_site.yml


name: "radix"
title: "Radix for R Markdown"
base_url: https://radixpub.github.io/radix-r
google_analytics: "UA-77306155-2"
navbar:
  # (navbar definition here)
output: radix::radix_article

The Google Analytics tracking code will be automatically included on all pages of your website.

Site metadata

Radix articles can include various types of metadata to make them easier to index, cite, and share. Metadata included within your _site.yml file is conveniently shared across all articles on your site (individual articles can always override any value within their own metadata).

Several metadata values which you might find useful to define in _site.yml are:

Metadata Description
base_url Base (root) URL for the location where the website will be deployed (used for providing preview imaages for Open Graph and Twitter Card).
repository_url URL for the source code of your website (note that individual articles will often want to override this value). Used to automatically create a Corrections appendix.
creative_commons Creative Commons license terms for website content. Used to automatically generate a Reuse appendix.
license_url Alternate licensing terms for website content if not using a Creative Commons license.
favicon Favicon (image file) to use for browser tabs/bookmarks
twitter Site handle for Twitter Card metadata

Here’s a _site.yml file that uses all of these fields (save for license_url since the license is already specified via creative_commons):

_site.yml


name: "radix"
title: "Radix for R Markdown"
favicon: images/favicon.png
base_url: https://radixpub.github.io/radix-r
repository_url: https://github.com/radixpub/radix-r
creative_commons: CC BY
twitter:
  site: "@radixjournal"
navbar:
  # (navbar definition here)
output: radix::radix_article

Be sure to enclose Twitter account names in quotes (this is required because they start with @).

Publishing a website
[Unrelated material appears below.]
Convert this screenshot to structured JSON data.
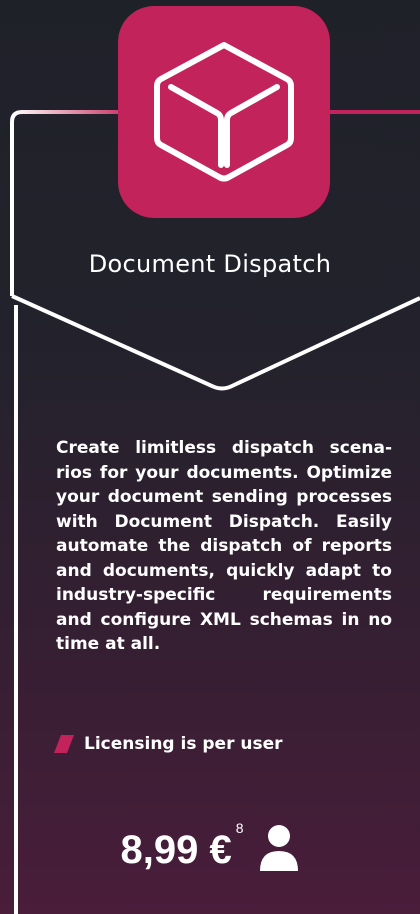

Website content is by default written to the _site sub-directory (you can customize this using the output_dir metadata field). Publishing is simply a matter of copying the output directory to a web server or web hosting service.

See the article on publising websites for additional details on publishing sites using a variety of available hosting services.

Corrections

If you see mistakes or want to suggest changes, please create an issue on the source repository.

Reuse

Text and figures are licensed under Creative Commons Attribution CC BY 4.0. Source code is available at https://github.com/radixpub/radix-r, unless otherwise noted. The figures that have been reused from other sources don't fall under this license and can be recognized by a note in their caption: "Figure from ...".